+++ Input for this task +++
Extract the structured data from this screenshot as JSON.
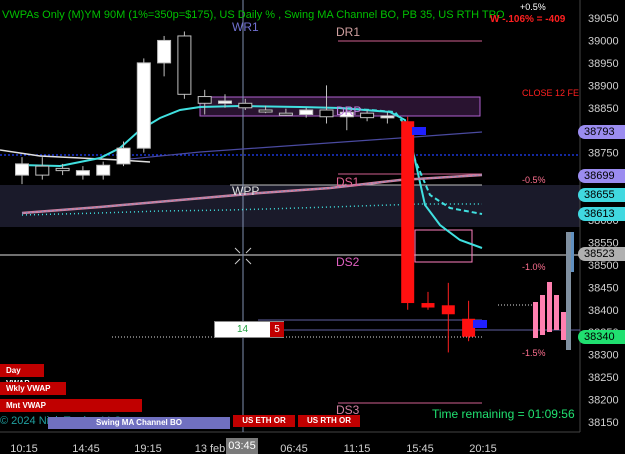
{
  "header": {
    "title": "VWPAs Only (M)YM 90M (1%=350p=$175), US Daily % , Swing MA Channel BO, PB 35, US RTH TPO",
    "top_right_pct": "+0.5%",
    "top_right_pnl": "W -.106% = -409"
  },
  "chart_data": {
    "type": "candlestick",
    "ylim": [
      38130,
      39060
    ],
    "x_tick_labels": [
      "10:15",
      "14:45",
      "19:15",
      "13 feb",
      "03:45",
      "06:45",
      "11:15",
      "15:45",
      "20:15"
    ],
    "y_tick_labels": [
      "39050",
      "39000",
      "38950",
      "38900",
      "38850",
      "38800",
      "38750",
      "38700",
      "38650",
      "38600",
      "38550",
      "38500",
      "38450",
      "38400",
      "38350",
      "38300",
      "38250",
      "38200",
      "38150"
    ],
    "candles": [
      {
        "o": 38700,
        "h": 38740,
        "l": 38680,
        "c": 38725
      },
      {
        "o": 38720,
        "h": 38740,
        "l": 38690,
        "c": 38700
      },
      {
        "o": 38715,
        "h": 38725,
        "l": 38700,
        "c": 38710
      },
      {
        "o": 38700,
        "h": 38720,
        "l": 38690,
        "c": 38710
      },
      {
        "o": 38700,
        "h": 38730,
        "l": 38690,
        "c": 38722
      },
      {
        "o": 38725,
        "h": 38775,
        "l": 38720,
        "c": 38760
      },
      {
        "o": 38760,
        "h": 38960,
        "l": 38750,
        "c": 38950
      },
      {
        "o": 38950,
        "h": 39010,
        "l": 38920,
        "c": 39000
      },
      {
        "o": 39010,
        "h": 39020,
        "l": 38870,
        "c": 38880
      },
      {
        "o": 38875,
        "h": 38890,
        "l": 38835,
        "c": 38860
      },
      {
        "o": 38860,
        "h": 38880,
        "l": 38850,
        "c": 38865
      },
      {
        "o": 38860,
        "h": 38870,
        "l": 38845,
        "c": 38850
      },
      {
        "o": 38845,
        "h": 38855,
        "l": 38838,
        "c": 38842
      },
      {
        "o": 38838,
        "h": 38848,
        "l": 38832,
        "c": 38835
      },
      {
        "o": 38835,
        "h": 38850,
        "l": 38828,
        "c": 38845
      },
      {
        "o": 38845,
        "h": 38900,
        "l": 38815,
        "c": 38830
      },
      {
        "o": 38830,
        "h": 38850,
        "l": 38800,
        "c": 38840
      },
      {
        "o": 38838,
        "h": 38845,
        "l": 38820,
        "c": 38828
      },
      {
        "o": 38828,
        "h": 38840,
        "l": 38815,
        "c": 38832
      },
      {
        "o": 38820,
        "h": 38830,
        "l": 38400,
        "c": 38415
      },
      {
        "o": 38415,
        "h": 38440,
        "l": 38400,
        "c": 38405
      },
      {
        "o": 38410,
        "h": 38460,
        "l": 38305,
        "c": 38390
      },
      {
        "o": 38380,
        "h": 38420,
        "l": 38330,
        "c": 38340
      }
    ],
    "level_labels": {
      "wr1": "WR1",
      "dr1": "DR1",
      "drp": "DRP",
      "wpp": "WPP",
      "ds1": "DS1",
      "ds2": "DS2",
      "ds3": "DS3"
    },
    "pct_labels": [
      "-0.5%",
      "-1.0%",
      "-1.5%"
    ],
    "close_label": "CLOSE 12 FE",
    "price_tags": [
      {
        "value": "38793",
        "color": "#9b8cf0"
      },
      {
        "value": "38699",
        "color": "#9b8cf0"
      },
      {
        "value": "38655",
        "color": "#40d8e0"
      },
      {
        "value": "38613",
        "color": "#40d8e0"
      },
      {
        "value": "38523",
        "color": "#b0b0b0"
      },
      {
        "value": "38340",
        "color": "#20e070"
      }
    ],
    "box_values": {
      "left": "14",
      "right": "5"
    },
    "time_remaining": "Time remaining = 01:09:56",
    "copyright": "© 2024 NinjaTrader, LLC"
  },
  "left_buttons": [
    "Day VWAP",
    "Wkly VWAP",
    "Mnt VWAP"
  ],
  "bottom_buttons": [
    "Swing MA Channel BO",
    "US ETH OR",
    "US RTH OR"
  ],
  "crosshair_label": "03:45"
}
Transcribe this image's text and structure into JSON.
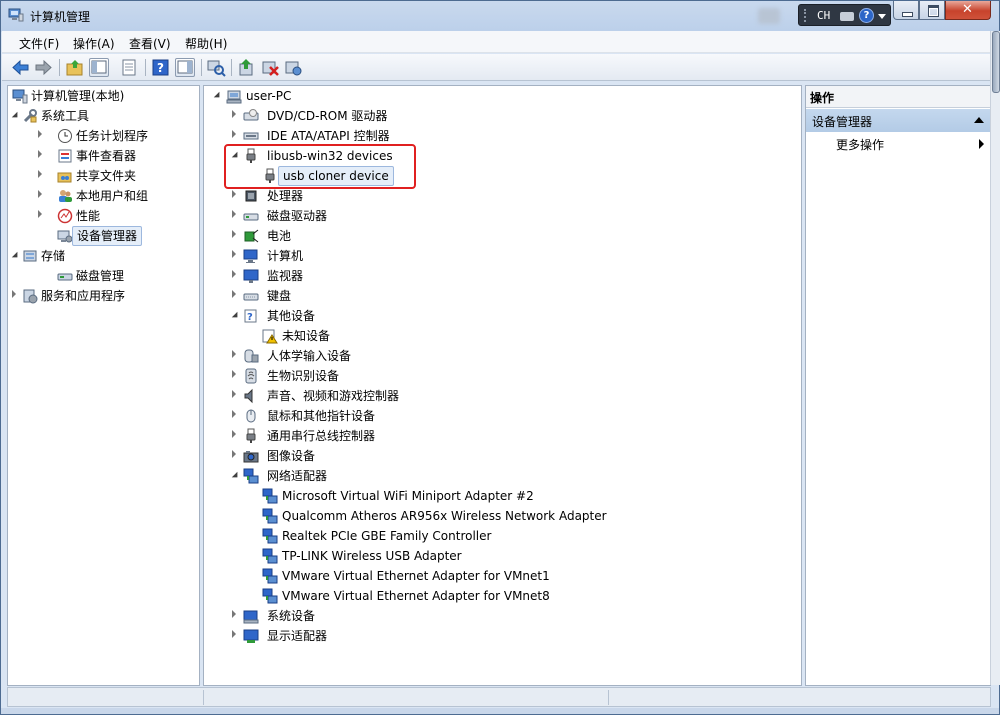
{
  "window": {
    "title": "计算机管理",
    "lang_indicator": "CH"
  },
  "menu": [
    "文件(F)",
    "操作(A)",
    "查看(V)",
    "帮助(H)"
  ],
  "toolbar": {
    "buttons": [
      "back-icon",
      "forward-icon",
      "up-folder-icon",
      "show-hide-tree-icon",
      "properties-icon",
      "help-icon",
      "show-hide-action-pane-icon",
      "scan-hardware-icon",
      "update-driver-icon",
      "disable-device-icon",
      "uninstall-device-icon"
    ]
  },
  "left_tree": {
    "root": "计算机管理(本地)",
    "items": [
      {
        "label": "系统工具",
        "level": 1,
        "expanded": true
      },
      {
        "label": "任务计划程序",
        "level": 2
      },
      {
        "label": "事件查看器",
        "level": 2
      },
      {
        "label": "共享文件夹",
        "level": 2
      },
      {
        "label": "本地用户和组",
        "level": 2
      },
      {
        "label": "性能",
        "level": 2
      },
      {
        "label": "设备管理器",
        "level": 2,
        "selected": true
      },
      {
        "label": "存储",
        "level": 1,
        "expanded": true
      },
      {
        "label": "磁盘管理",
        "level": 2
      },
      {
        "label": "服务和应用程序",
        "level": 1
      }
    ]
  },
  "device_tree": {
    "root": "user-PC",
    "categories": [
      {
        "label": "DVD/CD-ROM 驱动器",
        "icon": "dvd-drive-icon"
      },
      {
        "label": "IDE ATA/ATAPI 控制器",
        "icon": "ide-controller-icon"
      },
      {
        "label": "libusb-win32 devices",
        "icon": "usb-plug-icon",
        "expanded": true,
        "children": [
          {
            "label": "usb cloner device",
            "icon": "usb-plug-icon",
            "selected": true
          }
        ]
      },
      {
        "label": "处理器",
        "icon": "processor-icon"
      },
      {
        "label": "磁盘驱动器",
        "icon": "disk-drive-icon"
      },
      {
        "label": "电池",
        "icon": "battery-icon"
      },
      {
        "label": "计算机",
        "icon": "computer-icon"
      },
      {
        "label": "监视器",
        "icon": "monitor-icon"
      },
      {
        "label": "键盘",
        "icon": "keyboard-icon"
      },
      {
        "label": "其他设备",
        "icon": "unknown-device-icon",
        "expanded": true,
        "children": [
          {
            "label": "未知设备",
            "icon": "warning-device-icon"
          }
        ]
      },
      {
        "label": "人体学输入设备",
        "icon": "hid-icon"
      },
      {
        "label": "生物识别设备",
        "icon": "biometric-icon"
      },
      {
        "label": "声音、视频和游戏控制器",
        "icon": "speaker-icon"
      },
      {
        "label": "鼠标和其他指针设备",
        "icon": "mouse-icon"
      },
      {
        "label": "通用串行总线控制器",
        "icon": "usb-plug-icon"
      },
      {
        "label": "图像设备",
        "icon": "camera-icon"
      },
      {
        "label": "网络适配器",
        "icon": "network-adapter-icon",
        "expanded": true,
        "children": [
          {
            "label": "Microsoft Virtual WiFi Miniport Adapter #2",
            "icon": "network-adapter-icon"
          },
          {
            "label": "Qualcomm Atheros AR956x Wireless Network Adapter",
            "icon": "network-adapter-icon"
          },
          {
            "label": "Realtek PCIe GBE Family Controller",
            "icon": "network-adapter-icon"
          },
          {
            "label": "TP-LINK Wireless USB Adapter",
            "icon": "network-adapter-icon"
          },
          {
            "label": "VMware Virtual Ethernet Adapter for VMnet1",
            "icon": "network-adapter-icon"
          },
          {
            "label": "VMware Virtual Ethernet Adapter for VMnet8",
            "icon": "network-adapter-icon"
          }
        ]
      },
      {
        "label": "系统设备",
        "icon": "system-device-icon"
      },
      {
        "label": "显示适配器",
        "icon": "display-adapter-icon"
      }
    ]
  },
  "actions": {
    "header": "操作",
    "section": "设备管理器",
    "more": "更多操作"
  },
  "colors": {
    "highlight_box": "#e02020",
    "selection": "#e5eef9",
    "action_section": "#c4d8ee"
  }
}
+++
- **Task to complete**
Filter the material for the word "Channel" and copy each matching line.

- **Task response**
    "title": "VWPAs Only (M)YM 90M (1%=350p=$175), US Daily % , Swing MA Channel BO, PB 35, US RTH TPO",
    "Swing MA Channel BO",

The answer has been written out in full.